◆ What is being asked: Lines with the word "username" in them are the ones to copy from the records.

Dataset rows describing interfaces
= = = = = = =

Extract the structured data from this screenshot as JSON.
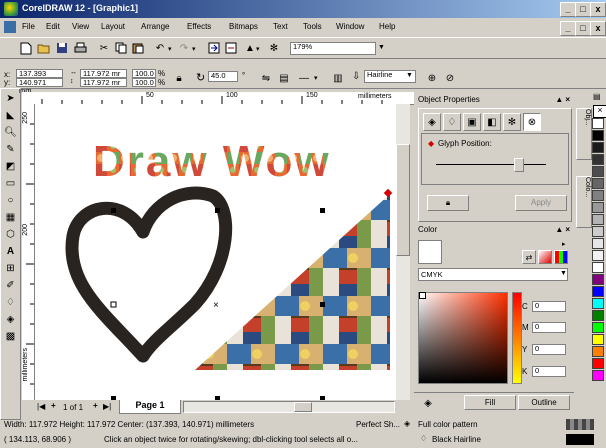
{
  "window": {
    "title": "CorelDRAW 12 - [Graphic1]",
    "min": "_",
    "max": "□",
    "close": "x",
    "doc_min": "_",
    "doc_max": "□",
    "doc_close": "x"
  },
  "menu": [
    "File",
    "Edit",
    "View",
    "Layout",
    "Arrange",
    "Effects",
    "Bitmaps",
    "Text",
    "Tools",
    "Window",
    "Help"
  ],
  "toolbar": {
    "zoom": "179%"
  },
  "propbar": {
    "x_label": "x:",
    "x_value": "137.393 mm",
    "y_label": "y:",
    "y_value": "140.971 mm",
    "w_value": "117.972 mr",
    "h_value": "117.972 mr",
    "scale_x": "100.0",
    "scale_y": "100.0",
    "pct": "%",
    "angle": "45.0",
    "deg": "°",
    "outline": "Hairline"
  },
  "ruler": {
    "unit": "millimeters",
    "ticks_h": [
      "50",
      "100",
      "150"
    ],
    "ticks_v": [
      "250",
      "200"
    ],
    "v_unit": "millimeters"
  },
  "canvas": {
    "text": "Draw Wow",
    "selection_marks": "•"
  },
  "page_nav": {
    "first": "|◀",
    "prev": "+",
    "page_of": "1 of 1",
    "add": "+",
    "last": "▶|",
    "page_tab": "Page 1"
  },
  "docker": {
    "object_properties": {
      "title": "Object Properties",
      "side_tab": "Obj...",
      "glyph_position": "Glyph Position:",
      "apply": "Apply"
    },
    "color": {
      "title": "Color",
      "model": "CMYK",
      "c_label": "C",
      "c_value": "0",
      "m_label": "M",
      "m_value": "0",
      "y_label": "Y",
      "y_value": "0",
      "k_label": "K",
      "k_value": "0",
      "fill": "Fill",
      "outline": "Outline",
      "side_tab": "Colo..."
    }
  },
  "palette_colors": [
    "#ffffff",
    "#000000",
    "#1a1a1a",
    "#333333",
    "#4d4d4d",
    "#666666",
    "#808080",
    "#999999",
    "#b3b3b3",
    "#cccccc",
    "#e6e6e6",
    "#f2f2f2",
    "#ffffff",
    "#800080",
    "#0000ff",
    "#00ffff",
    "#008000",
    "#00ff00",
    "#ffff00",
    "#ff8000",
    "#ff0000",
    "#ff00ff"
  ],
  "status": {
    "line1": "Width: 117.972  Height: 117.972  Center: (137.393, 140.971)  millimeters",
    "selection": "Perfect Sh...",
    "fill_label": "Full color pattern",
    "coords": "( 134.113, 68.906 )",
    "hint": "Click an object twice for rotating/skewing; dbl-clicking tool selects all o...",
    "outline_label": "Black  Hairline"
  },
  "colors": {
    "titlebar_start": "#0a246a",
    "titlebar_end": "#a6caf0",
    "heart_stroke": "#2a2420",
    "selected_outline": "#d40000"
  }
}
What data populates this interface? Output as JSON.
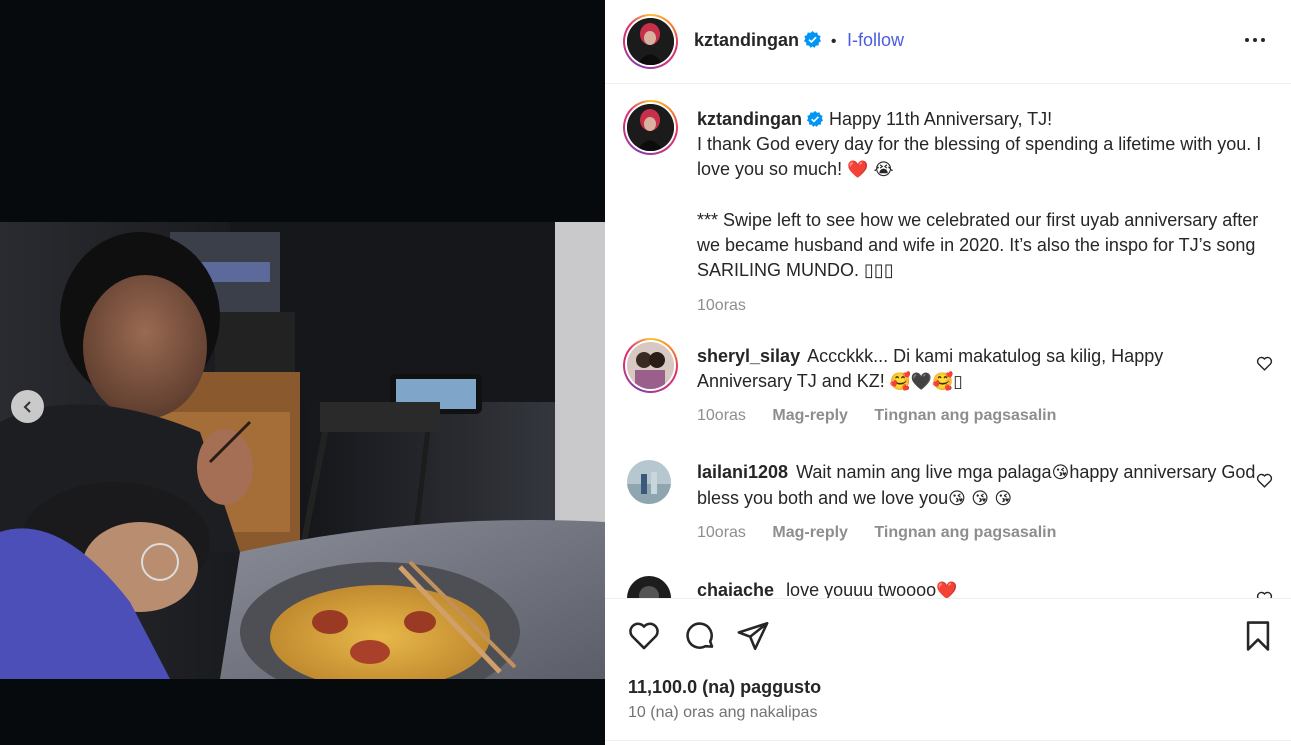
{
  "post": {
    "author": "kztandingan",
    "follow_separator": "•",
    "follow_label": "I-follow",
    "more_icon": "more-horizontal-icon",
    "verified_color": "#0095f6"
  },
  "caption": {
    "username": "kztandingan",
    "line1": "Happy 11th Anniversary, TJ!",
    "line2": "I thank God every day for the blessing of spending a lifetime with you. I love you so much!",
    "line2_emoji": "❤️ 😭",
    "line3": "*** Swipe left to see how we celebrated our first uyab anniversary after we became husband and wife in 2020. It’s also the inspo for TJ’s song SARILING MUNDO. ▯▯▯",
    "time": "10oras"
  },
  "comments": [
    {
      "username": "sheryl_silay",
      "text": "Accckkk... Di kami makatulog sa kilig, Happy Anniversary TJ and KZ!",
      "emoji": "🥰🖤🥰▯",
      "time": "10oras",
      "reply": "Mag-reply",
      "translate": "Tingnan ang pagsasalin"
    },
    {
      "username": "lailani1208",
      "text_a": "Wait namin ang live mga palaga",
      "emoji_a": "😘",
      "text_b": "happy anniversary God bless you both and we love you",
      "emoji_b": "😘 😘 😘",
      "time": "10oras",
      "reply": "Mag-reply",
      "translate": "Tingnan ang pagsasalin"
    },
    {
      "username": "chaiache",
      "text": "love youuu twoooo",
      "emoji": "❤️"
    }
  ],
  "actions": {
    "like_icon": "heart-icon",
    "comment_icon": "comment-icon",
    "share_icon": "send-icon",
    "save_icon": "bookmark-icon"
  },
  "likes": "11,100.0 (na) paggusto",
  "posted": "10 (na) oras ang nakalipas",
  "media": {
    "prev_icon": "chevron-left-icon"
  }
}
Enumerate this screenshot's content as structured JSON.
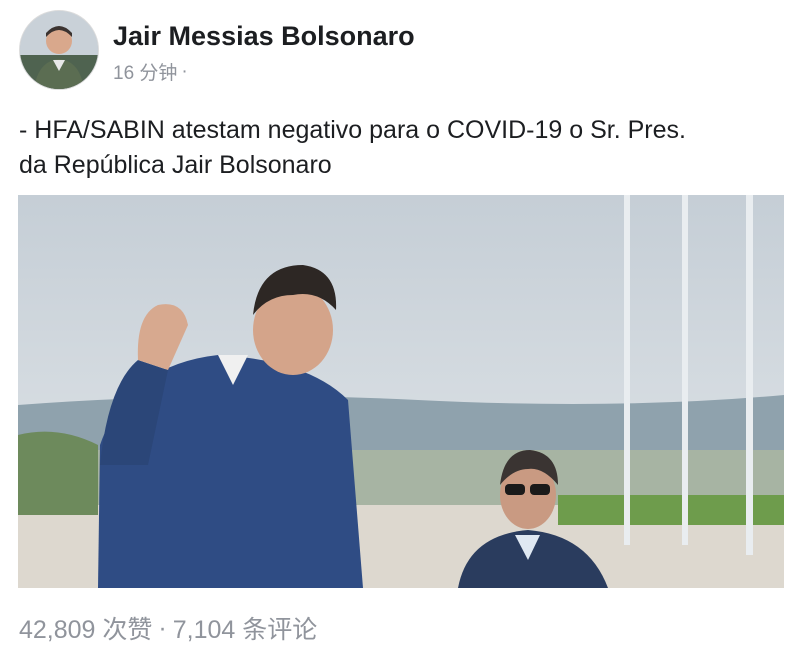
{
  "post": {
    "author_name": "Jair Messias Bolsonaro",
    "timestamp": "16 分钟",
    "separator": "·",
    "text_line1": "- HFA/SABIN atestam negativo para o COVID-19 o Sr. Pres.",
    "text_line2": "da República Jair Bolsonaro"
  },
  "stats": {
    "likes": "42,809 次赞",
    "separator": "·",
    "comments": "7,104 条评论"
  },
  "icons": {
    "privacy": "globe-icon"
  }
}
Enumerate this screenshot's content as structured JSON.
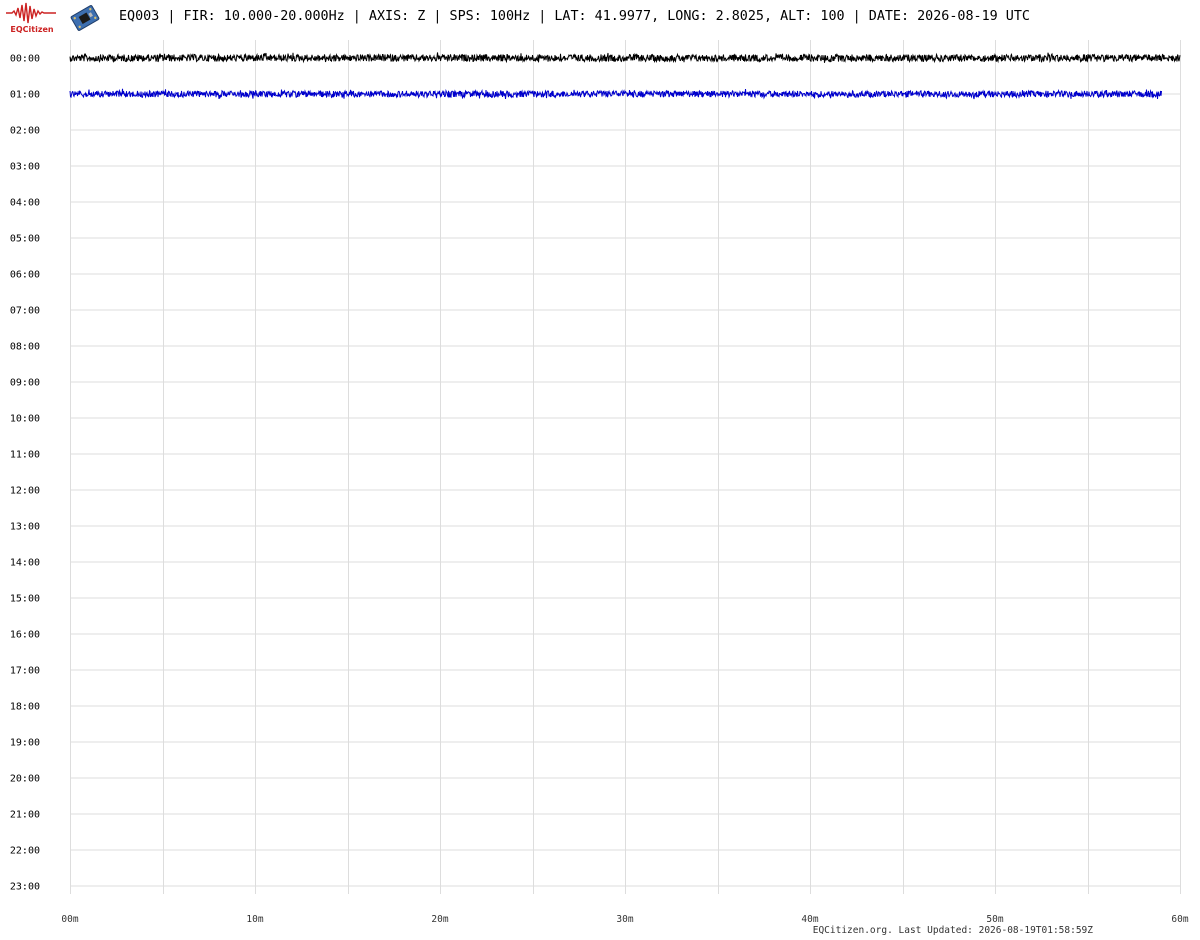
{
  "header": {
    "logo_text": "EQCitizen",
    "logo_icon": "seismogram-logo-icon",
    "sensor_icon": "sensor-board-icon",
    "title": "EQ003 | FIR: 10.000-20.000Hz | AXIS: Z | SPS: 100Hz | LAT: 41.9977, LONG: 2.8025, ALT: 100 | DATE: 2026-08-19 UTC"
  },
  "colors": {
    "accent": "#cc2222",
    "grid": "#dddddd",
    "trace_even_hour": "#000000",
    "trace_odd_hour": "#0000cc"
  },
  "chart_data": {
    "type": "line",
    "title": "",
    "xlabel": "",
    "ylabel": "",
    "xlim": [
      0,
      60
    ],
    "y_categories": [
      "00:00",
      "01:00",
      "02:00",
      "03:00",
      "04:00",
      "05:00",
      "06:00",
      "07:00",
      "08:00",
      "09:00",
      "10:00",
      "11:00",
      "12:00",
      "13:00",
      "14:00",
      "15:00",
      "16:00",
      "17:00",
      "18:00",
      "19:00",
      "20:00",
      "21:00",
      "22:00",
      "23:00"
    ],
    "x_ticks": [
      "00m",
      "10m",
      "20m",
      "30m",
      "40m",
      "50m",
      "60m"
    ],
    "x_tick_values": [
      0,
      10,
      20,
      30,
      40,
      50,
      60
    ],
    "grid_x_values": [
      0,
      5,
      10,
      15,
      20,
      25,
      30,
      35,
      40,
      45,
      50,
      55,
      60
    ],
    "grid": true,
    "series": [
      {
        "hour": "00:00",
        "color": "#000000",
        "x_start_min": 0,
        "x_end_min": 60,
        "noise_amplitude": 0.2
      },
      {
        "hour": "01:00",
        "color": "#0000cc",
        "x_start_min": 0,
        "x_end_min": 59,
        "noise_amplitude": 0.18
      }
    ]
  },
  "footer": {
    "text": "EQCitizen.org. Last Updated: 2026-08-19T01:58:59Z"
  }
}
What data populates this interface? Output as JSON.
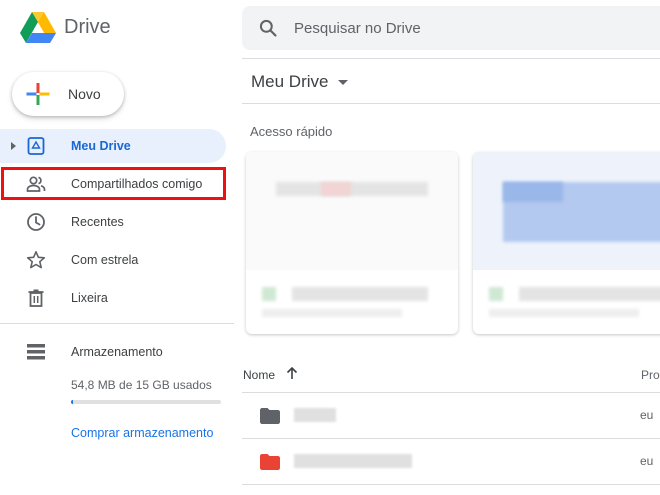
{
  "app": {
    "brand": "Drive"
  },
  "search": {
    "placeholder": "Pesquisar no Drive"
  },
  "sidebar": {
    "new_label": "Novo",
    "items": [
      {
        "label": "Meu Drive",
        "icon": "drive-folder-icon",
        "active": true
      },
      {
        "label": "Compartilhados comigo",
        "icon": "people-icon",
        "active": false
      },
      {
        "label": "Recentes",
        "icon": "clock-icon",
        "active": false
      },
      {
        "label": "Com estrela",
        "icon": "star-icon",
        "active": false
      },
      {
        "label": "Lixeira",
        "icon": "trash-icon",
        "active": false
      }
    ],
    "storage": {
      "label": "Armazenamento",
      "usage": "54,8 MB de 15 GB usados",
      "fraction": 0.0037,
      "buy_label": "Comprar armazenamento"
    }
  },
  "main": {
    "title": "Meu Drive",
    "quick_access_label": "Acesso rápido",
    "list": {
      "col_name": "Nome",
      "col_owner": "Pro",
      "rows": [
        {
          "folder_color": "#5f6368",
          "owner": "eu"
        },
        {
          "folder_color": "#ea4335",
          "owner": "eu"
        }
      ]
    }
  },
  "colors": {
    "accent": "#1a73e8",
    "active_bg": "#e8f0fe",
    "highlight": "#ee1111"
  }
}
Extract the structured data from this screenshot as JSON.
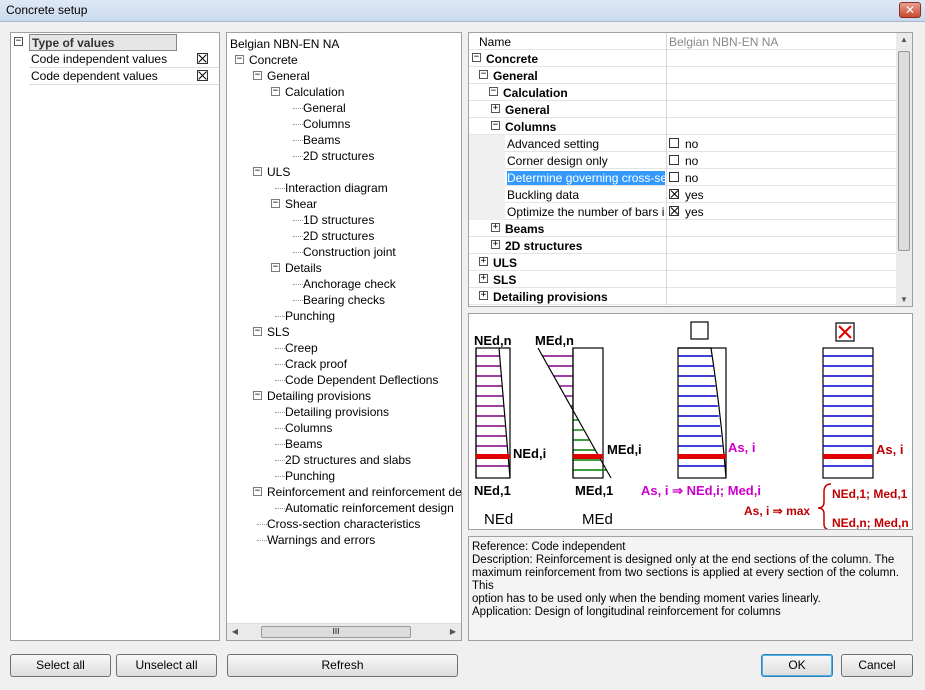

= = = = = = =

◆ Output for this exercise:
    "username": "kztandingan",
      "username": "sheryl_silay",
      "username": "lailani1208",
      "username": "chaiache",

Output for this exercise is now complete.